Here are five things we have learned about the EU referendum today...

1. It was a tale of two Premierships - David Cameron praising the triumph of Leicester City while desperately trying to avoid his own relegation to the ranks of ex-premiers.

Mr Cameron even introduced an expensive foreign-signing to try and pump some spine into Team Remain in the shape of Japanese PM Shinzo Abe whose goodwill helps keep the UK economy sweet to the tune of £38 billion a year.

Dave was at his cringey, dad joke-tastic best when announcing he was going to "kick-off" a press conference with Mr Abe by praising Leicester City's Japanese striker Shinji Okazaki.

The not so fancy footwork seemed to leave Mr Abe unimpressed, maybe because he knows that while Leicester City are assured of picking up the Premiership Trophy at the weekend, Mr Cameron will be picking up his cards - whatever he says to the contrary - if Team Brexit score at the polls on June 23.

2. Despite complaining that the Tories had slipped into "gutter politics" with their attacks on Labour leader Jeremy Corbyn, shadow leader of the Commons, Chris Bryant, could not stop himself, throwing out a few vicious barbs of his own at the Brexiteers gathered in the chamber, notably Cabinet Leave backer Chris Grayling.

"The only international figure that wants us to leave is Donald Trump - Grayling with a hairpiece," Mr Bryant rather unkindly said referencing the openly bald Leader of the Commons.

3. Say what you like about George Orwell's Animal Farm but at least the ruling elite all spouted the same slogans: "Four Legs Good: Two Legs Bad." and so on.

How very different from our own Department for Environment, Food, and Rural Affairs, which has been blown all over the place by the ill winds of war raging from the Brexit battle.
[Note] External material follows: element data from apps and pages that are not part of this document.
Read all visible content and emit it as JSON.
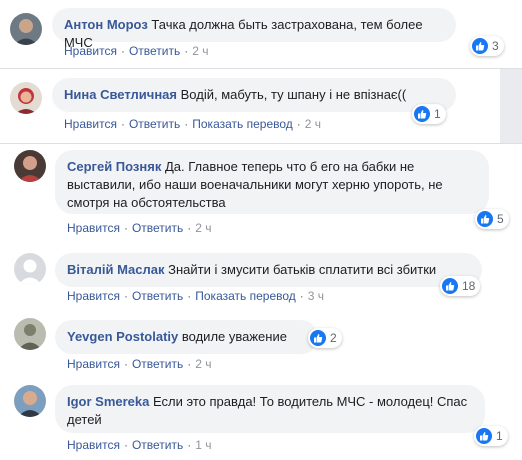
{
  "colors": {
    "name": "#385898",
    "bubble": "#f2f3f5",
    "like_blue": "#1877f2",
    "meta": "#606770"
  },
  "actions": {
    "like": "Нравится",
    "reply": "Ответить",
    "translate": "Показать перевод"
  },
  "comments": [
    {
      "author": "Антон Мороз",
      "text": "Тачка должна быть застрахована, тем более МЧС",
      "time": "2 ч",
      "likes": "3",
      "avatar_icon": "user-avatar-icon"
    },
    {
      "author": "Нина Светличная",
      "text": "Водій, мабуть, ту шпану і не впізнає((",
      "time": "2 ч",
      "likes": "1",
      "avatar_icon": "user-avatar-icon"
    },
    {
      "author": "Сергей Позняк",
      "text": "Да. Главное теперь что б его на бабки не выставили, ибо наши военачальники могут херню упороть, не смотря на обстоятельства",
      "time": "2 ч",
      "likes": "5",
      "avatar_icon": "user-avatar-icon"
    },
    {
      "author": "Віталій Маслак",
      "text": "Знайти і змусити батьків сплатити всі збитки",
      "time": "3 ч",
      "likes": "18",
      "avatar_icon": "default-avatar-icon"
    },
    {
      "author": "Yevgen Postolatiy",
      "text": "водиле уважение",
      "time": "2 ч",
      "likes": "2",
      "avatar_icon": "user-avatar-icon"
    },
    {
      "author": "Igor Smereka",
      "text": "Если это правда! То водитель МЧС - молодец! Спас детей",
      "time": "1 ч",
      "likes": "1",
      "avatar_icon": "user-avatar-icon"
    }
  ]
}
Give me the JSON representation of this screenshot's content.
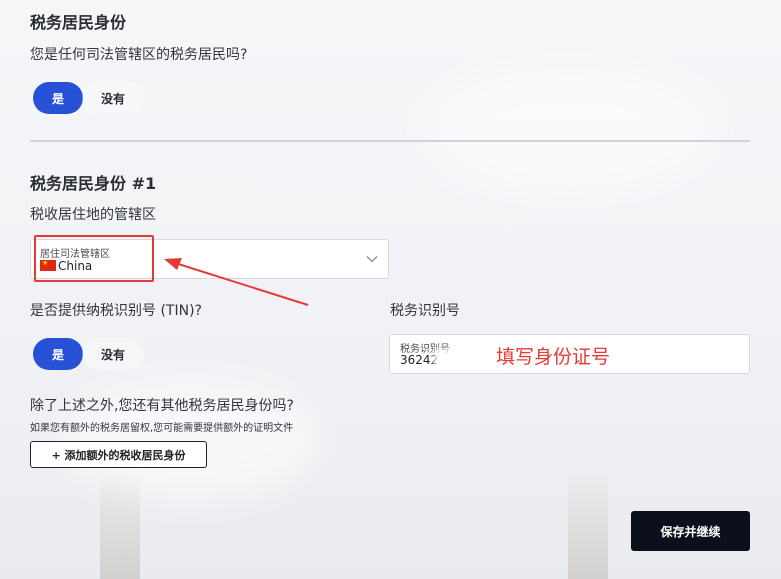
{
  "section1": {
    "title": "税务居民身份",
    "question": "您是任何司法管辖区的税务居民吗?",
    "yes_label": "是",
    "no_label": "没有"
  },
  "section2": {
    "title": "税务居民身份 #1",
    "jurisdiction_heading": "税收居住地的管辖区",
    "jurisdiction_field": {
      "label": "居住司法管辖区",
      "value": "China",
      "flag_icon": "china-flag-icon"
    },
    "tin_question": "是否提供纳税识别号 (TIN)?",
    "tin_yes_label": "是",
    "tin_no_label": "没有",
    "tin_heading": "税务识别号",
    "tin_field": {
      "label": "税务识别号",
      "value": "36242"
    },
    "annotation_text": "填写身份证号",
    "other_question": "除了上述之外,您还有其他税务居民身份吗?",
    "other_note": "如果您有额外的税务居留权,您可能需要提供额外的证明文件",
    "add_button_label": "+ 添加额外的税收居民身份"
  },
  "footer": {
    "continue_label": "保存并继续"
  },
  "colors": {
    "accent": "#2851d8",
    "annotation": "#e53935",
    "primary_button": "#0c0f1c"
  }
}
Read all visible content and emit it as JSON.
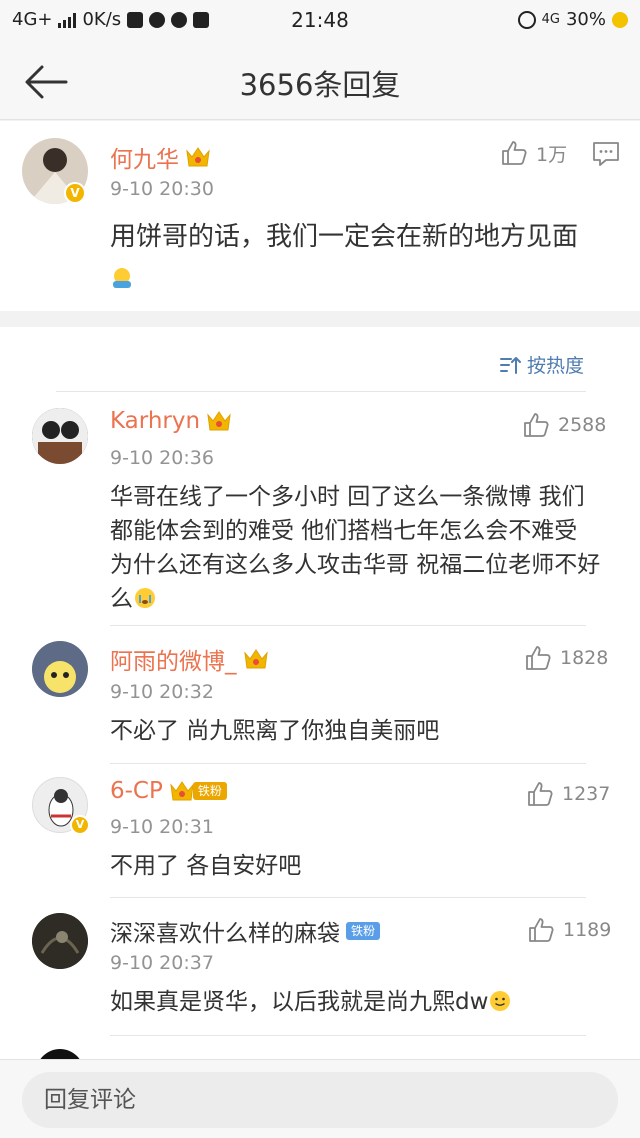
{
  "status_bar": {
    "network": "4G+",
    "speed": "0K/s",
    "time": "21:48",
    "net_right": "4G",
    "battery": "30%"
  },
  "nav": {
    "title": "3656条回复"
  },
  "root_comment": {
    "username": "何九华",
    "time": "9-10 20:30",
    "likes": "1万",
    "text": "用饼哥的话，我们一定会在新的地方见面"
  },
  "sort": {
    "label": "按热度"
  },
  "replies": [
    {
      "username": "Karhryn",
      "time": "9-10 20:36",
      "likes": "2588",
      "text": "华哥在线了一个多小时 回了这么一条微博 我们都能体会到的难受 他们搭档七年怎么会不难受 为什么还有这么多人攻击华哥 祝福二位老师不好么"
    },
    {
      "username": "阿雨的微博_",
      "time": "9-10 20:32",
      "likes": "1828",
      "text": "不必了 尚九熙离了你独自美丽吧"
    },
    {
      "username": "6-CP",
      "badge": "铁粉",
      "time": "9-10 20:31",
      "likes": "1237",
      "text": "不用了 各自安好吧"
    },
    {
      "username": "深深喜欢什么样的麻袋",
      "badge": "铁粉",
      "time": "9-10 20:37",
      "likes": "1189",
      "text": "如果真是贤华，以后我就是尚九熙dw"
    }
  ],
  "bottom": {
    "placeholder": "回复评论"
  },
  "colors": {
    "username": "#eb7350",
    "link": "#507daf",
    "crown": "#f3b600"
  }
}
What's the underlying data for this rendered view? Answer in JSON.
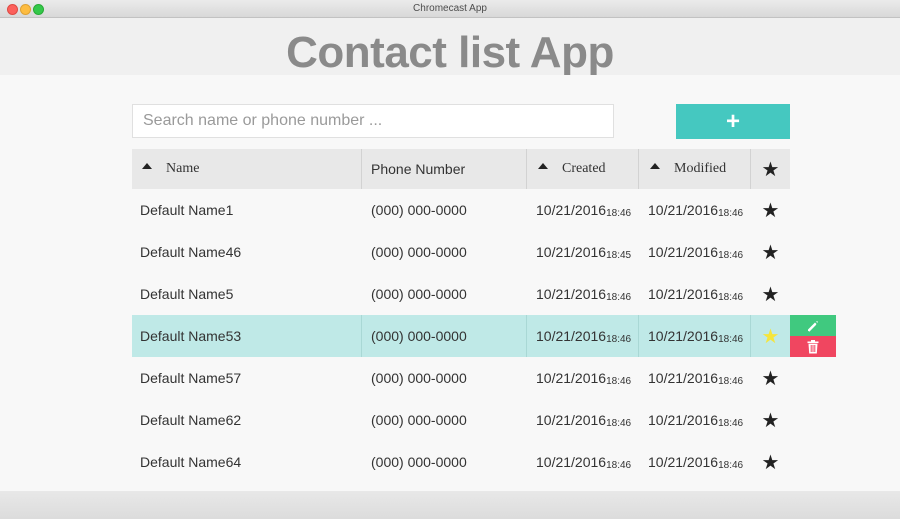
{
  "window": {
    "title": "Chromecast App"
  },
  "app": {
    "title": "Contact list App"
  },
  "search": {
    "placeholder": "Search name or phone number ..."
  },
  "add_button": {
    "label": "+"
  },
  "table": {
    "headers": {
      "name": "Name",
      "phone": "Phone Number",
      "created": "Created",
      "modified": "Modified",
      "star": "★"
    },
    "rows": [
      {
        "name": "Default Name1",
        "phone": "(000) 000-0000",
        "created_date": "10/21/2016",
        "created_time": "18:46",
        "modified_date": "10/21/2016",
        "modified_time": "18:46",
        "star": "★"
      },
      {
        "name": "Default Name46",
        "phone": "(000) 000-0000",
        "created_date": "10/21/2016",
        "created_time": "18:45",
        "modified_date": "10/21/2016",
        "modified_time": "18:46",
        "star": "★"
      },
      {
        "name": "Default Name5",
        "phone": "(000) 000-0000",
        "created_date": "10/21/2016",
        "created_time": "18:46",
        "modified_date": "10/21/2016",
        "modified_time": "18:46",
        "star": "★"
      },
      {
        "name": "Default Name53",
        "phone": "(000) 000-0000",
        "created_date": "10/21/2016",
        "created_time": "18:46",
        "modified_date": "10/21/2016",
        "modified_time": "18:46",
        "star": "★"
      },
      {
        "name": "Default Name57",
        "phone": "(000) 000-0000",
        "created_date": "10/21/2016",
        "created_time": "18:46",
        "modified_date": "10/21/2016",
        "modified_time": "18:46",
        "star": "★"
      },
      {
        "name": "Default Name62",
        "phone": "(000) 000-0000",
        "created_date": "10/21/2016",
        "created_time": "18:46",
        "modified_date": "10/21/2016",
        "modified_time": "18:46",
        "star": "★"
      },
      {
        "name": "Default Name64",
        "phone": "(000) 000-0000",
        "created_date": "10/21/2016",
        "created_time": "18:46",
        "modified_date": "10/21/2016",
        "modified_time": "18:46",
        "star": "★"
      }
    ]
  },
  "selected_row": {
    "edit_icon": "pencil-icon",
    "delete_icon": "trash-icon"
  },
  "colors": {
    "accent": "#45c8c0",
    "selected_row": "#bfe9e7",
    "edit": "#40c97f",
    "delete": "#f04660",
    "favorite_star": "#f5e53d"
  }
}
At Commons questions, anti-EU animal welfare minister George Eustice, unenthusiastically trotted out the pro-Brussels Government line, before adding: "From a personal perspective, I simply say that the vast majority of problems farmers complain to me about are the consequence of dysfunctional EU legislation."

This is completely at odds with his boss, Defra Secretary Liz Truss , who told MPs: "If we were to leave, exporters would face crippling tariffs when selling their goods to Europe, such as up to 70% for beef products, which would cost £240 million per year."

While, Mr Eustice noted Ministers were allowed to express Brexit views, it is unusual to hear them in their official capacity at the despatch box, rather than the rough and tumble of the hustings.

No doubt the Downing St view is "One (Government) view good: Two (opposing) views bad."

4. Visiting Japanese PM Mr Abe began his statement in Downing St by insisting he was our friend, before warning that Brexit would be bad for investment from his country - and the 140,000 UK jobs that hinge on it.

Then, after insisting it was a purely British matter, he noted, in slightly dark sounding tones, that Tokyo "would be watching your decision with very close attention".

Perhaps the Leave camp were left thinking: "With friends like these...."

5. As Adele and the Rolling Stones turn on Donald Trump for using their music at his gigs, with another 48 days of referendum auto-rage from both sides ahead of us, it would appear the song voters would really like to hear dominate the campaign is Australia's Eurovision entry: "The Sound of Silence".